As universities, schools and colleges grapple with the task of putting their teaching and learning online during the Covid-19 crisis, it is worth thinking about how to support and enable learning communities to thrive in this landscape.
The School of Mathematics and Statistics (M&S) at The Open University (OU) has for many years provided novel ways of supporting students outside the ‘classroom’ environment. Students learn with the OU at a distance and have limited face-to-face opportunities to interact with their peers or the M&S community more generally.
All OU students are well supported to learn remotely through well designed distance learning material. This could comprise interactive quizzes, videos, computer animations and online forums where they can interact with peers and academics; plus the support of their individual tutors who provide that vital personal link.
However, wrap around support for students outside the boundaries of each individual module is less well defined. This brings particular challenges to students who can feel isolated when one module finishes and they no longer have peer support from that group of learners. There are particular challenges when transitioning between levels of study for these students.
In order to foster a community and support network, in 2017, the School of Mathematics and Statistics launched a website, the M&S Study Site. This website complemented the individual module websites and provided a place for all students to interact regardless of the module they were studying at the time.
The support provided on the website covers the entire student journey and is based on the Student Experience Practitioner Model. Staff from across the institution, including student support and careers staff, together with faculty staff are involved in providing resources and contributing to forums on the site. These cover all aspects of student life but have a specific focus on issues pertinent to mathematics and statistics. The site is split into the following areas:
Connect with other students and the M&S community
Discover, prepare for and make a head start on your module
Enhance your current study skills
Plan your studies and qualification
Succeed with your career or further study aspirations
Students wanting advice on what to study next can use the interactive resources for self-serve module choice advice, to revise and refresh content prior to starting study on their chosen module and make a head start in a variety of ways.

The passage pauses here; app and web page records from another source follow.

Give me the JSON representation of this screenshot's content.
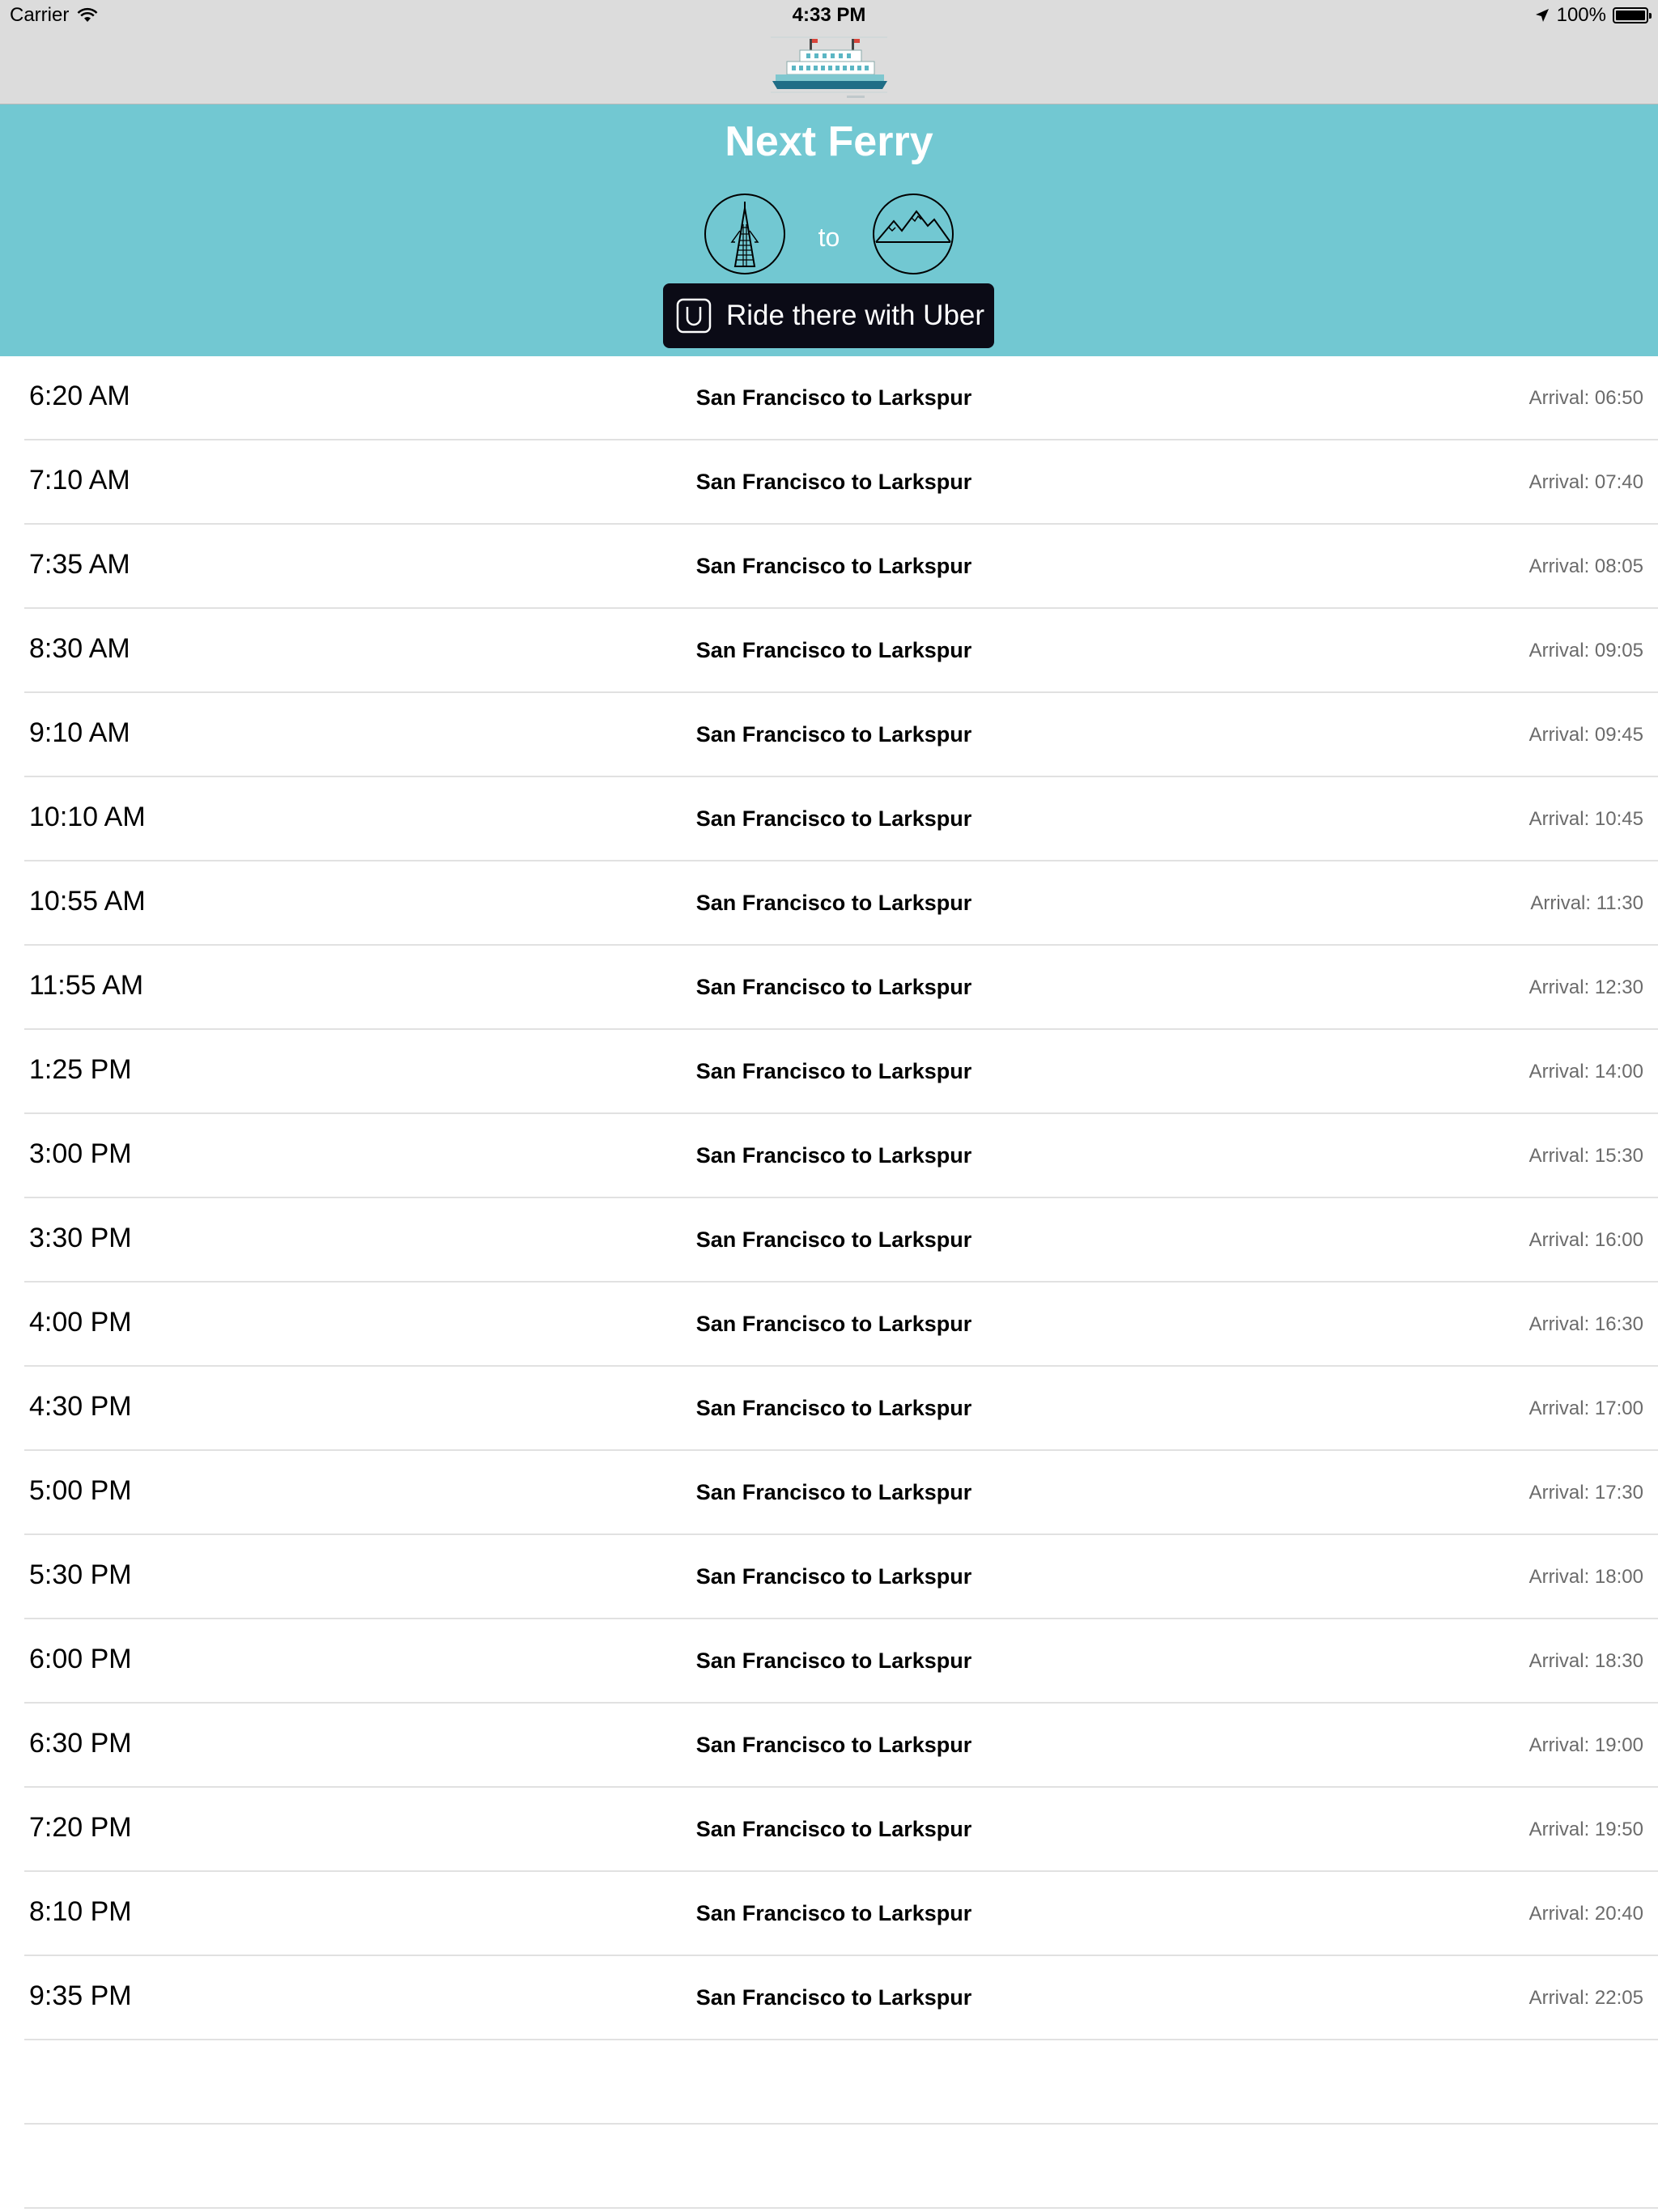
{
  "status_bar": {
    "carrier": "Carrier",
    "time": "4:33 PM",
    "battery_text": "100%",
    "battery_level": 1.0
  },
  "header": {
    "title": "Next Ferry",
    "to_label": "to",
    "origin_icon": "transamerica-pyramid-icon",
    "destination_icon": "mountains-icon",
    "uber_button_label": "Ride there with Uber",
    "background_color": "#72c8d2",
    "uber_button_color": "#0b0b16"
  },
  "departures": [
    {
      "time": "6:20 AM",
      "route": "San Francisco to Larkspur",
      "arrival": "Arrival: 06:50"
    },
    {
      "time": "7:10 AM",
      "route": "San Francisco to Larkspur",
      "arrival": "Arrival: 07:40"
    },
    {
      "time": "7:35 AM",
      "route": "San Francisco to Larkspur",
      "arrival": "Arrival: 08:05"
    },
    {
      "time": "8:30 AM",
      "route": "San Francisco to Larkspur",
      "arrival": "Arrival: 09:05"
    },
    {
      "time": "9:10 AM",
      "route": "San Francisco to Larkspur",
      "arrival": "Arrival: 09:45"
    },
    {
      "time": "10:10 AM",
      "route": "San Francisco to Larkspur",
      "arrival": "Arrival: 10:45"
    },
    {
      "time": "10:55 AM",
      "route": "San Francisco to Larkspur",
      "arrival": "Arrival: 11:30"
    },
    {
      "time": "11:55 AM",
      "route": "San Francisco to Larkspur",
      "arrival": "Arrival: 12:30"
    },
    {
      "time": "1:25 PM",
      "route": "San Francisco to Larkspur",
      "arrival": "Arrival: 14:00"
    },
    {
      "time": "3:00 PM",
      "route": "San Francisco to Larkspur",
      "arrival": "Arrival: 15:30"
    },
    {
      "time": "3:30 PM",
      "route": "San Francisco to Larkspur",
      "arrival": "Arrival: 16:00"
    },
    {
      "time": "4:00 PM",
      "route": "San Francisco to Larkspur",
      "arrival": "Arrival: 16:30"
    },
    {
      "time": "4:30 PM",
      "route": "San Francisco to Larkspur",
      "arrival": "Arrival: 17:00"
    },
    {
      "time": "5:00 PM",
      "route": "San Francisco to Larkspur",
      "arrival": "Arrival: 17:30"
    },
    {
      "time": "5:30 PM",
      "route": "San Francisco to Larkspur",
      "arrival": "Arrival: 18:00"
    },
    {
      "time": "6:00 PM",
      "route": "San Francisco to Larkspur",
      "arrival": "Arrival: 18:30"
    },
    {
      "time": "6:30 PM",
      "route": "San Francisco to Larkspur",
      "arrival": "Arrival: 19:00"
    },
    {
      "time": "7:20 PM",
      "route": "San Francisco to Larkspur",
      "arrival": "Arrival: 19:50"
    },
    {
      "time": "8:10 PM",
      "route": "San Francisco to Larkspur",
      "arrival": "Arrival: 20:40"
    },
    {
      "time": "9:35 PM",
      "route": "San Francisco to Larkspur",
      "arrival": "Arrival: 22:05"
    },
    {
      "time": "",
      "route": "",
      "arrival": ""
    },
    {
      "time": "",
      "route": "",
      "arrival": ""
    }
  ]
}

Transitions are always difficult and the site is excellent for supporting the transitions into university and distance learning from college, as well as the transition between modules.
As students come to the end of their UG studies there is also a dedicated M&S careers and employability section. This is jointly produced by the School and the OU careers service with external support from the Institute of Mathematics and its Application (IMA) and the Royal Statistics Society (RSS). There are also links to post-graduate study.

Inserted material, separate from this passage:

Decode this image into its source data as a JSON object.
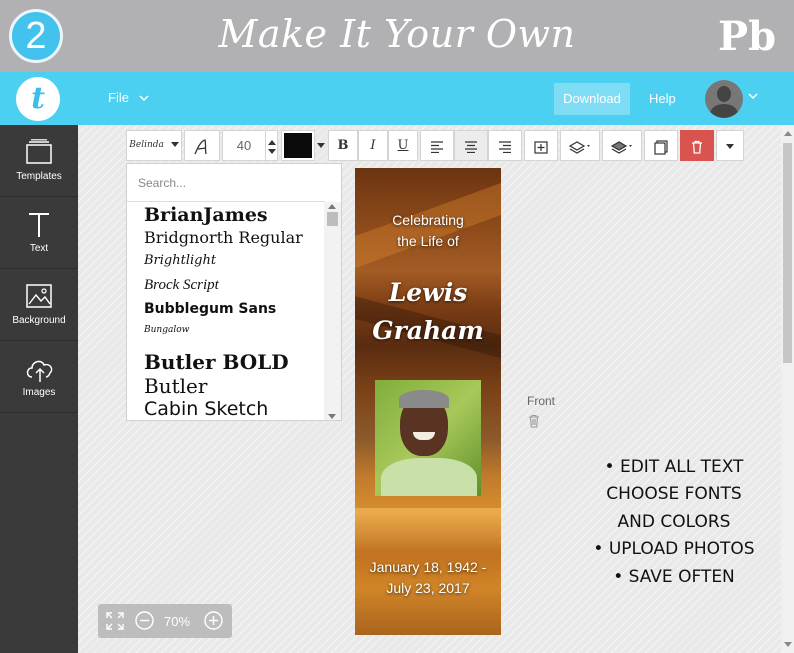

These resources are also backed up by several online forums. Some of these are for specific subsets of the M&S community such as:
- the Mathematics teaching and school forum which has a range of discussions regarding the teaching and learning of mathematics in school, as well as current news and developments in mathematics teaching
- the Postgraduate café forum, which is a key discussion space for all students studying modules on the Maths MSc, is open to all members of the OU and anyone who is interested in further mathematics study is encouraged to read and contribute.
There are also time-limited forums for student consultations and also to support online careers events.
The liveliest forum is the Mathematics and Statistics advice forum, which is the place where students can ask advice about how you can progress through their study of mathematics and statistics qualifications and modules. Students, academics and student support staff all contribute to the forum, creating a bounded learning community. Contributors discuss future study plans, how different modules may help with future careers and what it is like to study the variety of modules on offer.
Students also provide first-hand feedback on all aspects of the student experience in terms of both current and future curriculum and student support in all its forms. It creates a vibrant community of learners focused on a common goal.
While learning providers are understandably moving to distance learning methods at speed, the wider issue of wrap-around student support needs to be considered if students are to engage fully with the learning materials. It is an issue which will become ever more prevalent over the coming months.
Rachel Hilliam is a Senior Lecturer in Statistics and The Open University and an active member of the Royal Statistical Society. She has an interest in mathematics and statistics pedagogy and the wider student experience.